Having just moved onto 7 1/2 acres in the Eastern Tennessee mountains, I was told that the outside shell of the cabin would take 3 weeks and then, of course, I would proceed through the winter to complete the inside. But it didn't happen. My budget didn't allow me to start over and therefore, I endured the winter of 2008-2009 in my canvas tent and then ultimately, a yard shed. With a bit of insulation and a propane space heater, it became "home" during a series of stalls and postponements.
Leaving my property was not an option to me as I had livestock to tend in a small valley of coyotes. But, I survived. And what I discovered is that I did not need a ton of possessions to do it.
I got through the winter with:
- 1 1/2 quart pot with lid
- 1 very sharp knife
- 1 fork
- 1 spoon
- A stainless steel cup
- A bar of soap (replaced when need be)
- Roll of toilet paper (ongoing replacement)
- 2 1/2 gallon bucket
- Sheep hides/wool blankets (my father's army blankets)
- Can opener
- A hammer
- A Ruger .357 mag.
I had some clothes in a suitcase, a few toiletries that I could fit in a small basket, and food that I could store in a box. A cooler sat outside as a refrigerator - particularly in the snow times. There was little else.
In the mornings I fed the animals, stoked or built my fire (if it had gone out), and began the chores of gathering fire wood and carrying water from the creek down below.

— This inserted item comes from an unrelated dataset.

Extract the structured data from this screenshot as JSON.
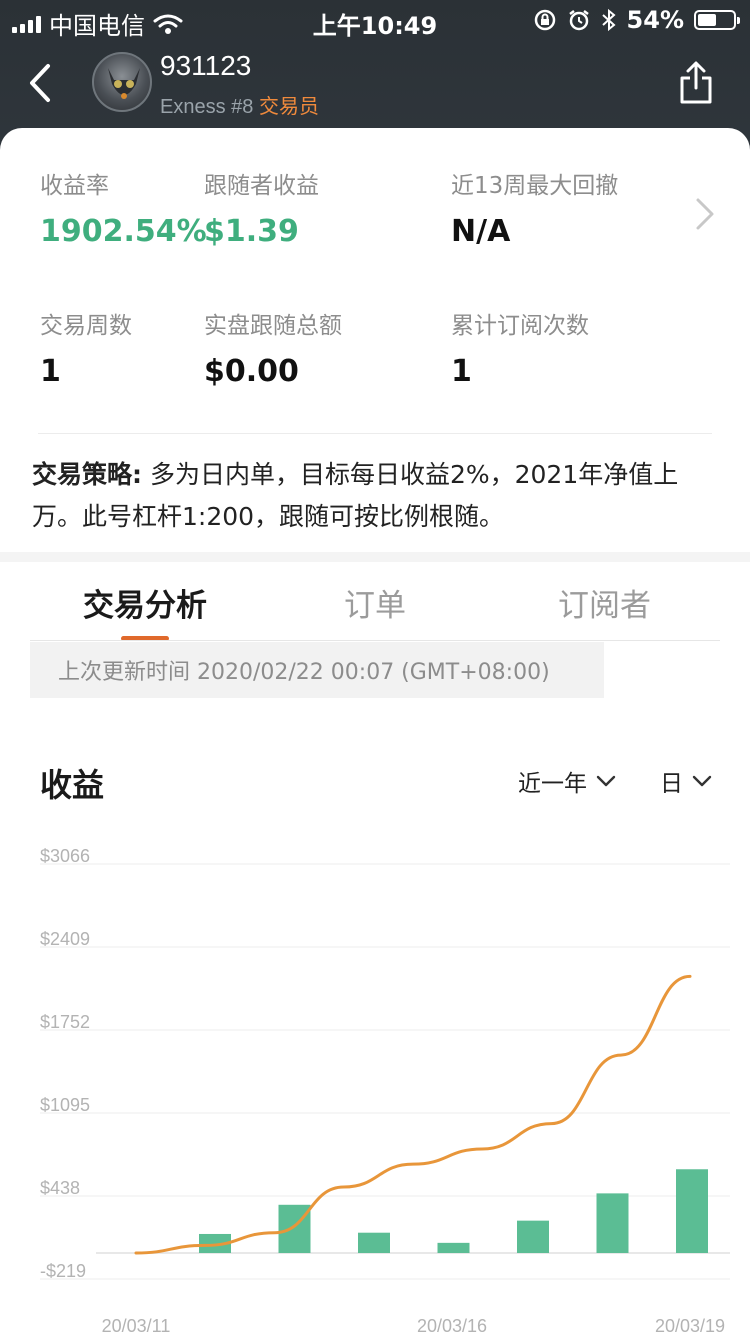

I learned a lot that winter - not so much of what I needed, but the mindset that one needs for solitary survival. It's not necessarily what Society says you need; it's what our ancestors required. I can guarantee that they weren't nearly as nice as we believe they were, but a tough breed that made do with very little and invested in their mental and emotional strength.